----- STUDY MATERIAL
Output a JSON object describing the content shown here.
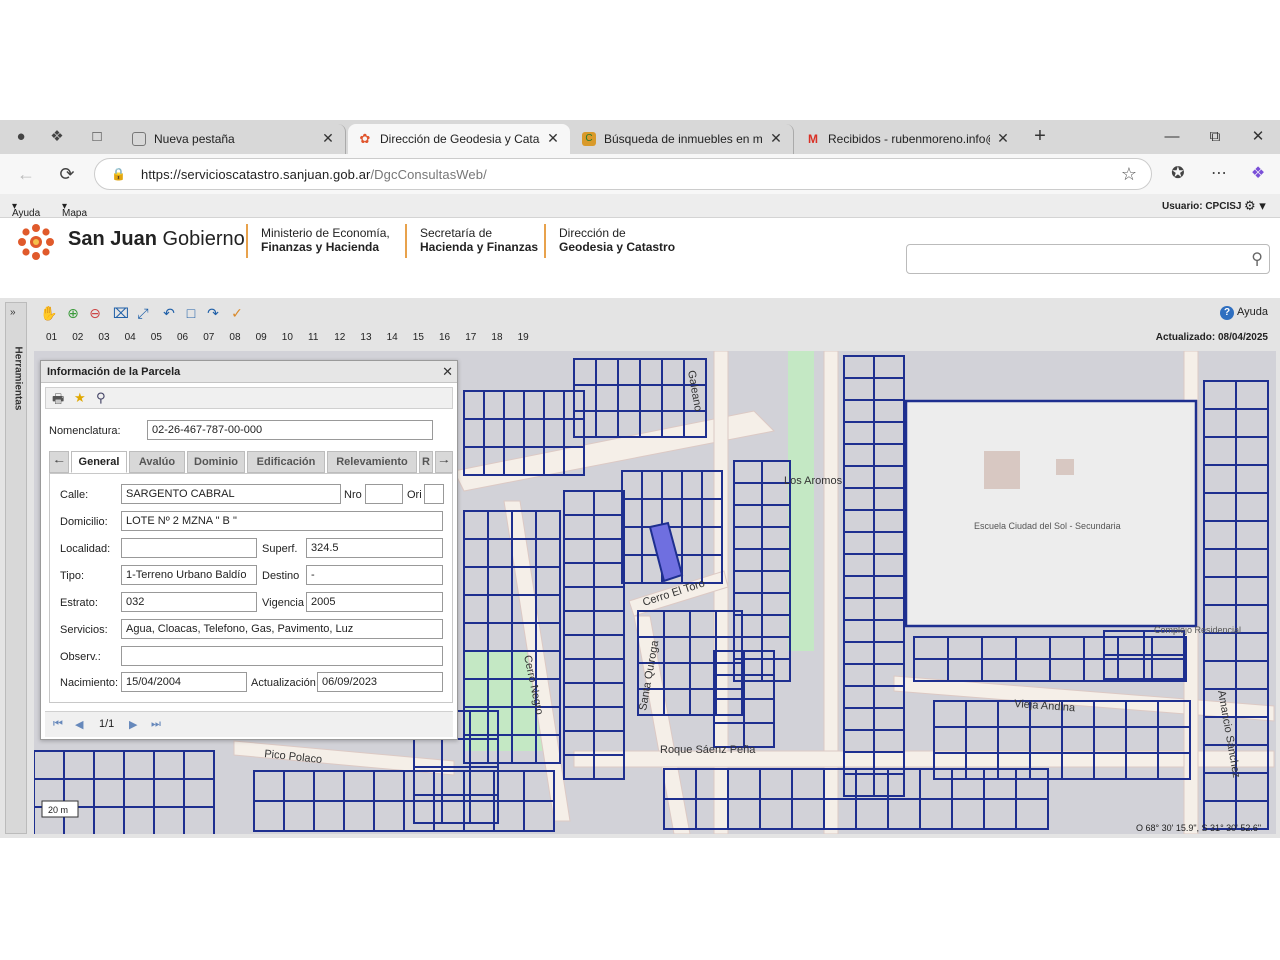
{
  "browser": {
    "tabs": [
      {
        "title": "Nueva pestaña",
        "favicon": "page-icon"
      },
      {
        "title": "Dirección de Geodesia y Catastro",
        "favicon": "san-juan-icon"
      },
      {
        "title": "Búsqueda de inmuebles en mapa",
        "favicon": "map-site-icon"
      },
      {
        "title": "Recibidos - rubenmoreno.info@g",
        "favicon": "gmail-icon"
      }
    ],
    "url_host": "https://servicioscatastro.sanjuan.gob.ar",
    "url_path": "/DgcConsultasWeb/"
  },
  "appmenu": {
    "ayuda": "Ayuda",
    "mapa": "Mapa",
    "usuario": "Usuario: CPCISJ"
  },
  "header": {
    "brand_bold": "San Juan",
    "brand_light": "Gobierno",
    "ministerio_1": "Ministerio de Economía,",
    "ministerio_2": "Finanzas y Hacienda",
    "secretaria_1": "Secretaría de",
    "secretaria_2": "Hacienda y Finanzas",
    "direccion_1": "Dirección de",
    "direccion_2": "Geodesia y Catastro"
  },
  "sidebar": {
    "label": "Herramientas"
  },
  "toolbar": {
    "ayuda": "Ayuda",
    "numbers": [
      "01",
      "02",
      "03",
      "04",
      "05",
      "06",
      "07",
      "08",
      "09",
      "10",
      "11",
      "12",
      "13",
      "14",
      "15",
      "16",
      "17",
      "18",
      "19"
    ],
    "updated": "Actualizado: 08/04/2025"
  },
  "map": {
    "streets": [
      "Galeano",
      "Los Aromos",
      "Cerro El Toro",
      "Cerro Negro",
      "Santa Quiroga",
      "Roque Sáenz Peña",
      "Pico Polaco",
      "Amancio Sánchez",
      "Vieja Andina"
    ],
    "poi": [
      "Escuela Ciudad del Sol - Secundaria",
      "Complejo Residencial"
    ],
    "scale": "20 m",
    "coords": "O 68° 30' 15.9\", S 31° 30' 52.6\""
  },
  "panel": {
    "title": "Información de la Parcela",
    "nomenclatura_label": "Nomenclatura:",
    "nomenclatura": "02-26-467-787-00-000",
    "tabs": [
      "General",
      "Avalúo",
      "Dominio",
      "Edificación",
      "Relevamiento",
      "R"
    ],
    "labels": {
      "calle": "Calle:",
      "nro": "Nro",
      "ori": "Ori",
      "domicilio": "Domicilio:",
      "localidad": "Localidad:",
      "superf": "Superf.",
      "tipo": "Tipo:",
      "destino": "Destino",
      "estrato": "Estrato:",
      "vigencia": "Vigencia",
      "servicios": "Servicios:",
      "observ": "Observ.:",
      "nacimiento": "Nacimiento:",
      "actualizacion": "Actualización"
    },
    "values": {
      "calle": "SARGENTO CABRAL",
      "nro": "",
      "ori": "",
      "domicilio": "LOTE Nº 2 MZNA \" B \"",
      "localidad": "",
      "superf": "324.5",
      "tipo": "1-Terreno Urbano Baldío",
      "destino": "-",
      "estrato": "032",
      "vigencia": "2005",
      "servicios": "Agua, Cloacas, Telefono, Gas, Pavimento, Luz",
      "observ": "",
      "nacimiento": "15/04/2004",
      "actualizacion": "06/09/2023"
    },
    "pager": "1/1"
  },
  "colors": {
    "parcel_line": "#1e2f8f",
    "selected_parcel": "#6f6fe0",
    "map_fill": "#d2d2d8",
    "road": "#f5efe8",
    "green": "#c4e8c4"
  }
}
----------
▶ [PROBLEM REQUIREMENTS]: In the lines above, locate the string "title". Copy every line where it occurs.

▶ [OUTPUT FOR THIS EXERCISE]:
        "title": "Nueva pestaña",
        "title": "Dirección de Geodesia y Catastro",
        "title": "Búsqueda de inmuebles en mapa",
        "title": "Recibidos - rubenmoreno.info@g",
    "title": "Información de la Parcela",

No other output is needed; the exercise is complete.